War has been raging in the Sudan since 1983. The government, dominated by Arabs from the country's north, has wanted to impose sharia law on the Christian and animist populations of the south and subjugate the black African Muslims of the west. On the side, of course, the government also wants control of the land and water of the west and the oil in the south.
All these things are real and all these things are stoppable if the world really set out to stop them. But we don't. And that question is why?
The answer to the third question, what does any of this have to do with us, is the hardest question of all to answer -- not because we don't know the answer, certainly, but because we don't want to face it in ourselves, perhaps.
The answer to the third question is that we love warriors. And wars will never end until the world stops adoring its warriors.
We are waging a presidential election in this country at this very moment, the major issue of which seems to be who of these two men is the greatest warrior? The one who didn't go to war at all but started his own or the one who went to war only to come back to tell us that going to that war was wrong?

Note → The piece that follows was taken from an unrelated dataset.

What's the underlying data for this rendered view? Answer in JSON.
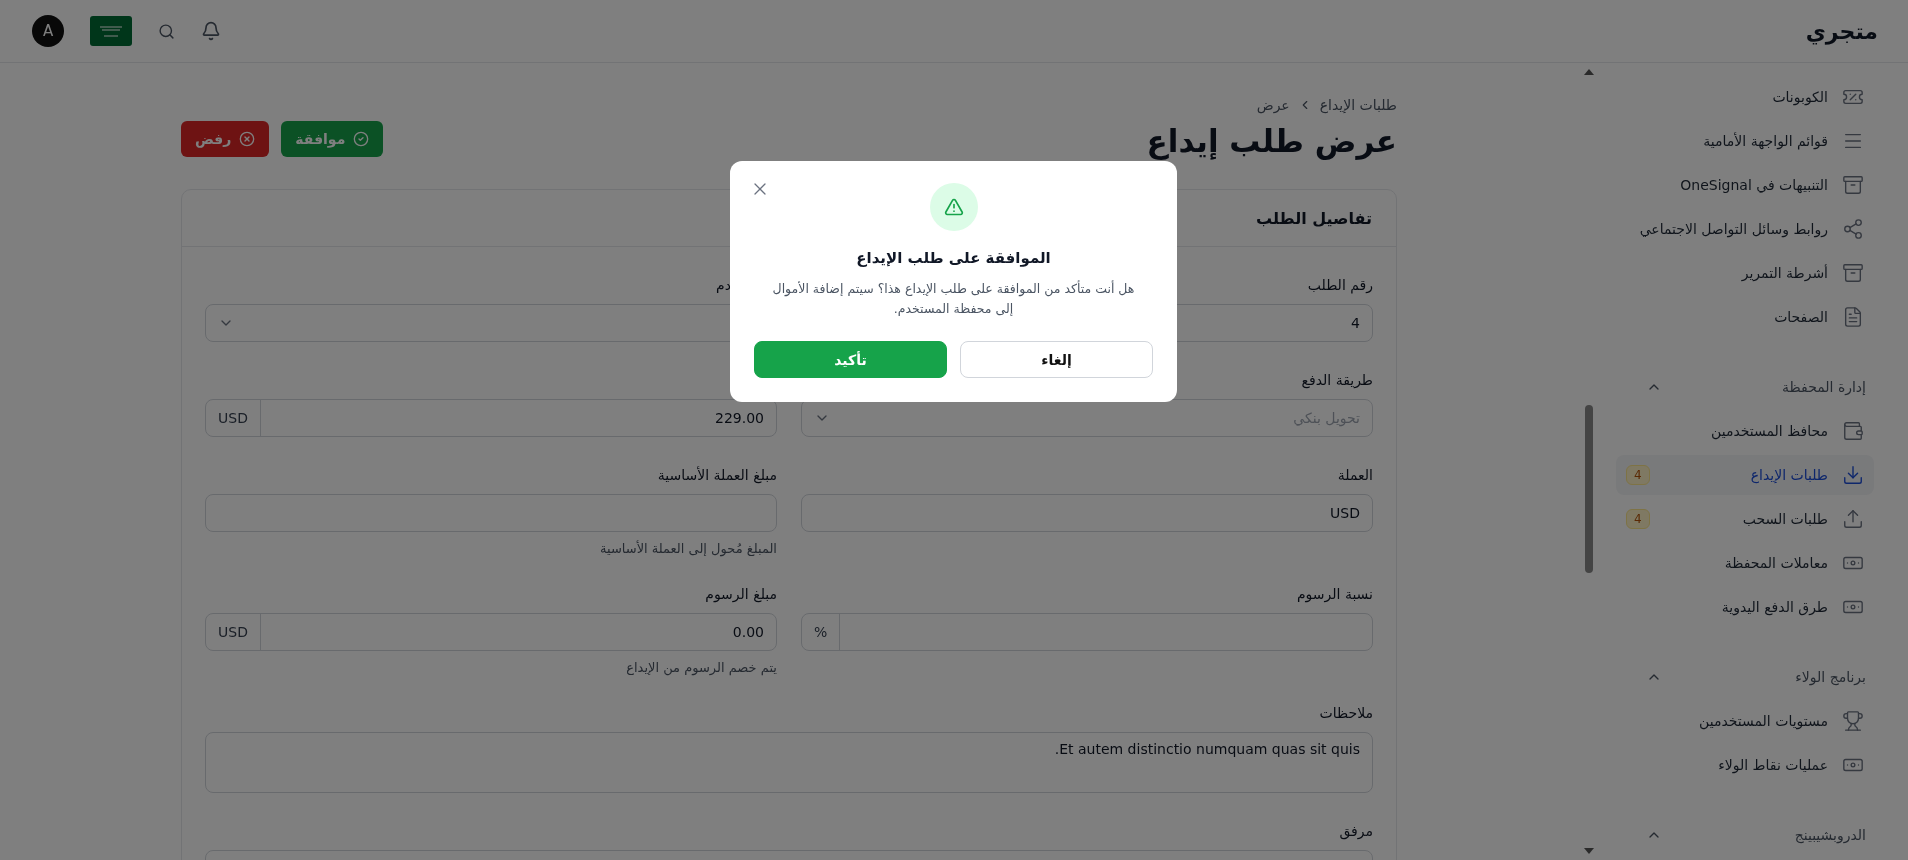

But why are we asking ourselves which one of them is strong enough to fight and not asking ourselves which one of them is strong enough not to fight? Why aren't we asking ourselves which one of them is strong enough to find another way to settle conflicts, strong enough to stop playing the politics of fear, strong enough to cease and desist from spending our lives, and the lives of our children, on power and destruction?
After all, most of the people of the world don't even have the option of fighting. They don't have the weapons, they don't have the resources, they don't have the population, and they don't have the means to blow up the world while we spend most of our national wealth assuring ourselves that we can.

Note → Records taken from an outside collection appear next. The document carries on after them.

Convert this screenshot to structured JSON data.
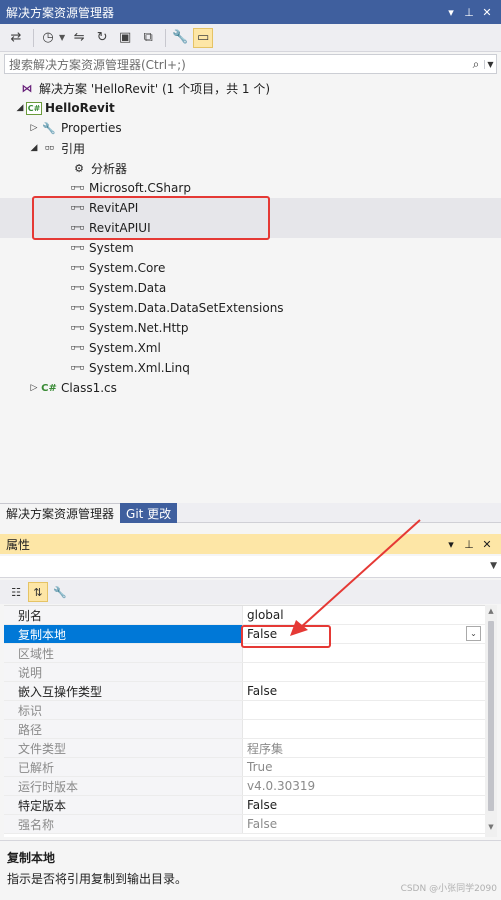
{
  "solution_explorer": {
    "title": "解决方案资源管理器",
    "search_placeholder": "搜索解决方案资源管理器(Ctrl+;)",
    "tree": [
      {
        "label": "解决方案 'HelloRevit' (1 个项目，共 1 个)",
        "icon": "solution-icon",
        "depth": 0
      },
      {
        "label": "HelloRevit",
        "icon": "csharp-project-icon",
        "depth": 1,
        "bold": true,
        "expanded": true
      },
      {
        "label": "Properties",
        "icon": "wrench-icon",
        "depth": 2,
        "expanded": false
      },
      {
        "label": "引用",
        "icon": "references-icon",
        "depth": 2,
        "expanded": true
      },
      {
        "label": "分析器",
        "icon": "analyzer-icon",
        "depth": 3
      },
      {
        "label": "Microsoft.CSharp",
        "icon": "reference-icon",
        "depth": 3
      },
      {
        "label": "RevitAPI",
        "icon": "reference-icon",
        "depth": 3
      },
      {
        "label": "RevitAPIUI",
        "icon": "reference-icon",
        "depth": 3
      },
      {
        "label": "System",
        "icon": "reference-icon",
        "depth": 3
      },
      {
        "label": "System.Core",
        "icon": "reference-icon",
        "depth": 3
      },
      {
        "label": "System.Data",
        "icon": "reference-icon",
        "depth": 3
      },
      {
        "label": "System.Data.DataSetExtensions",
        "icon": "reference-icon",
        "depth": 3
      },
      {
        "label": "System.Net.Http",
        "icon": "reference-icon",
        "depth": 3
      },
      {
        "label": "System.Xml",
        "icon": "reference-icon",
        "depth": 3
      },
      {
        "label": "System.Xml.Linq",
        "icon": "reference-icon",
        "depth": 3
      },
      {
        "label": "Class1.cs",
        "icon": "csharp-file-icon",
        "depth": 2,
        "expanded": false
      }
    ],
    "tabs": [
      "解决方案资源管理器",
      "Git 更改"
    ]
  },
  "properties": {
    "title": "属性",
    "rows": [
      {
        "name": "别名",
        "value": "global",
        "disabled": false
      },
      {
        "name": "复制本地",
        "value": "False",
        "disabled": false,
        "selected": true
      },
      {
        "name": "区域性",
        "value": "",
        "disabled": true
      },
      {
        "name": "说明",
        "value": "",
        "disabled": true
      },
      {
        "name": "嵌入互操作类型",
        "value": "False",
        "disabled": false
      },
      {
        "name": "标识",
        "value": "",
        "disabled": true
      },
      {
        "name": "路径",
        "value": "",
        "disabled": true
      },
      {
        "name": "文件类型",
        "value": "程序集",
        "disabled": true
      },
      {
        "name": "已解析",
        "value": "True",
        "disabled": true
      },
      {
        "name": "运行时版本",
        "value": "v4.0.30319",
        "disabled": true
      },
      {
        "name": "特定版本",
        "value": "False",
        "disabled": false
      },
      {
        "name": "强名称",
        "value": "False",
        "disabled": true
      }
    ],
    "description_title": "复制本地",
    "description_text": "指示是否将引用复制到输出目录。"
  },
  "watermark": "CSDN @小张同学2090",
  "colors": {
    "title_bar": "#3f5f9e",
    "highlight_box": "#e53935",
    "selected_row": "#0078d7",
    "properties_title": "#fde6a6"
  }
}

From where I stand, it seems that we badly need a Day of Conscience, a Day of Awareness in our lives.
We need a moment when we stand at a great distance from human inhumanity at its ultimate and ask ourselves what it is in us that makes us more interested in choosing a warrior president than we are in electing a president who will make the country strong in health care, strong in education, strong in civil rights, strong in international relations, strongly involved in an international military police force that would stop the killing, stop the raping, stop the burning of the villages, stop the massacres and stop the forcible depopulation of an entire strain of people everywhere tomorrow -- in Darfur, Sudan, today.
By all means, be aware, have conscience. What you see may tell you as much about ourselves and our future as it tells us about the Sudan.